### Dataset entries
+++

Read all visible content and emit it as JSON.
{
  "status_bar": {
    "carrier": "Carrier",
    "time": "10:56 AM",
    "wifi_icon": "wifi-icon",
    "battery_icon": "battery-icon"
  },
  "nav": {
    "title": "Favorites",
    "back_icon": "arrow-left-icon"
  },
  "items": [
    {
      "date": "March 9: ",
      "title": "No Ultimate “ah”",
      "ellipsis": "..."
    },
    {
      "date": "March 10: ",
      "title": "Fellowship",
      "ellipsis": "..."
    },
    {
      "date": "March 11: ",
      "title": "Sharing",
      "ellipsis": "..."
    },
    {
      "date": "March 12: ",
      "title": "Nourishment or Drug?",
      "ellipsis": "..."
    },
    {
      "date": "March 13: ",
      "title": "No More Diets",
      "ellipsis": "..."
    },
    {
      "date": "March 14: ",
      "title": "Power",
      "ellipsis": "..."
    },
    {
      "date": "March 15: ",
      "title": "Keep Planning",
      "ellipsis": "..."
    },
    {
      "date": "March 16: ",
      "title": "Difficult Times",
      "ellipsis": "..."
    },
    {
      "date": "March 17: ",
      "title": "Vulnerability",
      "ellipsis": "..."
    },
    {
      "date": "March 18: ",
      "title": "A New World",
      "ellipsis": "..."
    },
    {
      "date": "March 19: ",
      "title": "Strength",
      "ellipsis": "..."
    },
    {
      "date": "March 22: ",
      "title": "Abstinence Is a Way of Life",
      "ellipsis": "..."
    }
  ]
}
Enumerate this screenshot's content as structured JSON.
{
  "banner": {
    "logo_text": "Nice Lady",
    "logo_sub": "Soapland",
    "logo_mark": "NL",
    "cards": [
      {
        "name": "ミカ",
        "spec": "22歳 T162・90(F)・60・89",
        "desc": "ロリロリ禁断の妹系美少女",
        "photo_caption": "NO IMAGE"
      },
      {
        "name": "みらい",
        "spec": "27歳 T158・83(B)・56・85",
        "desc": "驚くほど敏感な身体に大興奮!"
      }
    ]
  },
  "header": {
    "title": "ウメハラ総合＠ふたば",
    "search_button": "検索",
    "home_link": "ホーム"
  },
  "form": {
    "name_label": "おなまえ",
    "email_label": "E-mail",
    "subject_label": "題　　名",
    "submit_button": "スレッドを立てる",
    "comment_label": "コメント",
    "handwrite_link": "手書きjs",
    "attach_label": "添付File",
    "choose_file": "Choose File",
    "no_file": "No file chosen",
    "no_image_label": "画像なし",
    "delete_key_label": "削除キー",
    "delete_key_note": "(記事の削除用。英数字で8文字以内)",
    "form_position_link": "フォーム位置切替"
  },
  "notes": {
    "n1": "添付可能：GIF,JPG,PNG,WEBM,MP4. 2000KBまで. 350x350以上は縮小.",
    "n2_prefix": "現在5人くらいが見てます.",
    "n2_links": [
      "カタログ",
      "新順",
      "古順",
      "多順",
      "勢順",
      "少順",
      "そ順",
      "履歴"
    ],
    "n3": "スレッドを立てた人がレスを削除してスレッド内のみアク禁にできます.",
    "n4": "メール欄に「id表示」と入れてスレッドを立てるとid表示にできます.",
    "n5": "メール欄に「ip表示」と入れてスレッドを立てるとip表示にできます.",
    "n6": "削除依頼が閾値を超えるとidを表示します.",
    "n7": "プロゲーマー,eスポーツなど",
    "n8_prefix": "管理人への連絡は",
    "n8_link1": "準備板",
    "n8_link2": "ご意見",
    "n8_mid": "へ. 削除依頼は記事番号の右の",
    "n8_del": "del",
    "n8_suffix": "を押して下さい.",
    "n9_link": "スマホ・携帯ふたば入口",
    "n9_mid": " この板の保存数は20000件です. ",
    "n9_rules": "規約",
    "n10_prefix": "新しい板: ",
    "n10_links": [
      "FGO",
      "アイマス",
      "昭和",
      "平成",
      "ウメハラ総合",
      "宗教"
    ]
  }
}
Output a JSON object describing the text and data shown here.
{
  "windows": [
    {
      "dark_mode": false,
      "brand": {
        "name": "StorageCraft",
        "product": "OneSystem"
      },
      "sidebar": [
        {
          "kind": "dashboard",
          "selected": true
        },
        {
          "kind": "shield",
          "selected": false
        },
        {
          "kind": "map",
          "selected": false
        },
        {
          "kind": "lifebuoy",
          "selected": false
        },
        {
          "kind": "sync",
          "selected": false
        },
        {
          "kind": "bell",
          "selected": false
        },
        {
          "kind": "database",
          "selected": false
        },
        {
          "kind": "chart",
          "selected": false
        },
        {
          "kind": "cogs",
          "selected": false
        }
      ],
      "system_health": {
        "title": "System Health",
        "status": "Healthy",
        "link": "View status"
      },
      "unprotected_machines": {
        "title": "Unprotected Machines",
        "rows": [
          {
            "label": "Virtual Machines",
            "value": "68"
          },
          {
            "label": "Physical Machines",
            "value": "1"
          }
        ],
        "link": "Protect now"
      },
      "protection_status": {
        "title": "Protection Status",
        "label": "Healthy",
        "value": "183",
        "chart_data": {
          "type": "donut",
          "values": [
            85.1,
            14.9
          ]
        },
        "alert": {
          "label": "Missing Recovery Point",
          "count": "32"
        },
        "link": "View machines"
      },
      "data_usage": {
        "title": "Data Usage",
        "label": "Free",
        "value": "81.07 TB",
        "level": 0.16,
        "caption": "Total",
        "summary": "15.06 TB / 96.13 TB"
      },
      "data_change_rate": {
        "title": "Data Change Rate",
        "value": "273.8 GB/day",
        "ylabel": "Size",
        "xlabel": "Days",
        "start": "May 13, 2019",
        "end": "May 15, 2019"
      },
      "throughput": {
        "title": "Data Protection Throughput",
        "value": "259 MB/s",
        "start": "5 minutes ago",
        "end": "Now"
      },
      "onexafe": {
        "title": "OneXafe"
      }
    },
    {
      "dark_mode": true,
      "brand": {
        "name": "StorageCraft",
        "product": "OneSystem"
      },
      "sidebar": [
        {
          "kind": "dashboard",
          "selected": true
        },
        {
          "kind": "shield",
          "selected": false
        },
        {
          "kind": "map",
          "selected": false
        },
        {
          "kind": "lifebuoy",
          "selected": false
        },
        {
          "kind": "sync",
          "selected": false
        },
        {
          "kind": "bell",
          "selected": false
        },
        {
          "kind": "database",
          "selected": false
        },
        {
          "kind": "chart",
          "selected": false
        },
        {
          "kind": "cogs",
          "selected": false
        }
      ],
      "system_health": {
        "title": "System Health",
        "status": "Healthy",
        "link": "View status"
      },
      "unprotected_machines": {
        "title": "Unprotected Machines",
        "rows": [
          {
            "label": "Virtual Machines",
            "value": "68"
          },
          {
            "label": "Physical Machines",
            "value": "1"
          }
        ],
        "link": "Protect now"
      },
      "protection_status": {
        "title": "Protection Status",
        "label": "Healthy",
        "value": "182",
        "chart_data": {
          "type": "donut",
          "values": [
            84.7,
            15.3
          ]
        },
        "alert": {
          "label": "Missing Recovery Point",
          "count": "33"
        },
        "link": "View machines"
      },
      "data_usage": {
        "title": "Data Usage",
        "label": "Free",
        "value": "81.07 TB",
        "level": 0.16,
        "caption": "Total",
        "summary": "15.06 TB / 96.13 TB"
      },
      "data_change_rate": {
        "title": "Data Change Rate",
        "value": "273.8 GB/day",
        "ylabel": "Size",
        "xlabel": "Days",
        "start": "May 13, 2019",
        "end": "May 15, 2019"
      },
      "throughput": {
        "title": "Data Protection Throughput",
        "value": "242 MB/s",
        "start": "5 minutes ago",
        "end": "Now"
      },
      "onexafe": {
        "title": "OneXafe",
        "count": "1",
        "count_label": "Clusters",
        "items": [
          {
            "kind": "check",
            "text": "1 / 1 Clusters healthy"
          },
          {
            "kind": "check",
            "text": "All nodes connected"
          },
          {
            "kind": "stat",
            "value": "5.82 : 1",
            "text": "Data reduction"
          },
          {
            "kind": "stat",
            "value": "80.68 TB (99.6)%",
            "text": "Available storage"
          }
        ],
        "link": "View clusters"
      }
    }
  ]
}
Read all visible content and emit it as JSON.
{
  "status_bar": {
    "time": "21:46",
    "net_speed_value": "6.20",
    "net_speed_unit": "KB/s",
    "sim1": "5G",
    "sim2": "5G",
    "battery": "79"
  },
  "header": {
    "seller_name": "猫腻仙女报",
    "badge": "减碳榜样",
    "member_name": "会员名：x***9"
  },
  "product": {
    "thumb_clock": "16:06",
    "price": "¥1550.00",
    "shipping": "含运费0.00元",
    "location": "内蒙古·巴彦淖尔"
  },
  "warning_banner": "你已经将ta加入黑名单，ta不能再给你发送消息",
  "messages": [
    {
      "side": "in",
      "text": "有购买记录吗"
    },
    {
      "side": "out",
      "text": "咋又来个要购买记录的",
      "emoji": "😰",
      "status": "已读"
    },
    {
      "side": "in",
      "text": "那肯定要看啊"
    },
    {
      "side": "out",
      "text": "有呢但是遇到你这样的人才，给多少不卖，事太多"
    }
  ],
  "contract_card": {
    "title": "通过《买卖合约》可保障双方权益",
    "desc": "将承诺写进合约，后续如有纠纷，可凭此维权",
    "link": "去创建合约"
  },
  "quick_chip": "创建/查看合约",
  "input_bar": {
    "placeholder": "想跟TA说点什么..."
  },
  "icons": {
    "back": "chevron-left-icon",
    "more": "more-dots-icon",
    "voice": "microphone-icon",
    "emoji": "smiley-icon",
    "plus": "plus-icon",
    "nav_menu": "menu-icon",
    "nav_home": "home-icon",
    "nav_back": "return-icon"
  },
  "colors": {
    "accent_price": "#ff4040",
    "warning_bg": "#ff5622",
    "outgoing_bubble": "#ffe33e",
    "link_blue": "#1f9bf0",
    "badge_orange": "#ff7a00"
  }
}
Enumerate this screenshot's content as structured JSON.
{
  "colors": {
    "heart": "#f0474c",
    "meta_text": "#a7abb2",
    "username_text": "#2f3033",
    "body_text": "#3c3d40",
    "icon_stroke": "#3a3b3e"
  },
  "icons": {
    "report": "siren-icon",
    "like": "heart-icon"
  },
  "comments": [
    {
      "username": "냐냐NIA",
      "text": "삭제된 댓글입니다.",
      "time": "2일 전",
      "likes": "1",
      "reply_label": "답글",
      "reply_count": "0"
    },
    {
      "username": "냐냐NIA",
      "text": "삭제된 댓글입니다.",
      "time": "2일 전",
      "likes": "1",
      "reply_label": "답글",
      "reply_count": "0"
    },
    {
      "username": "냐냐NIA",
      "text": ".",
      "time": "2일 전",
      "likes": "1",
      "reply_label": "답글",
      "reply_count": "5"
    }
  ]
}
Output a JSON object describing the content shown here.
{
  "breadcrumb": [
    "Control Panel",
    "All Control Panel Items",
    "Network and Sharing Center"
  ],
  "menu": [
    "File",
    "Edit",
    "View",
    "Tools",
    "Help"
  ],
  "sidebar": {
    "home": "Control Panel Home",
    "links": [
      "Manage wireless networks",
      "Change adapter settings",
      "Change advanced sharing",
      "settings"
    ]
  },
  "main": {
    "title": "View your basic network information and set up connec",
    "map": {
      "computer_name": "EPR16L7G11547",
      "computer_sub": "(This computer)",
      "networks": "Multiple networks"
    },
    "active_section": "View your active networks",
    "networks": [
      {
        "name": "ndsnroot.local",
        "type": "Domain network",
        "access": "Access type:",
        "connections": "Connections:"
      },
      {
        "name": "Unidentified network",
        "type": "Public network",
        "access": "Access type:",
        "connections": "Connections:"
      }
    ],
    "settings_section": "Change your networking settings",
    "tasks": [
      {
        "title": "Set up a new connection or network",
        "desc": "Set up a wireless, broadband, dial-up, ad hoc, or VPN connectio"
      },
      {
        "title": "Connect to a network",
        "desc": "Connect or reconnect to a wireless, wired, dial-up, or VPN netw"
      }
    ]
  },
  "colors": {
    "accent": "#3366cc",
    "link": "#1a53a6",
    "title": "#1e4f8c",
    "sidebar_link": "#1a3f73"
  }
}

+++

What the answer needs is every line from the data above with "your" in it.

    "title": "View your basic network information and set up connec",
    "active_section": "View your active networks",
    "settings_section": "Change your networking settings",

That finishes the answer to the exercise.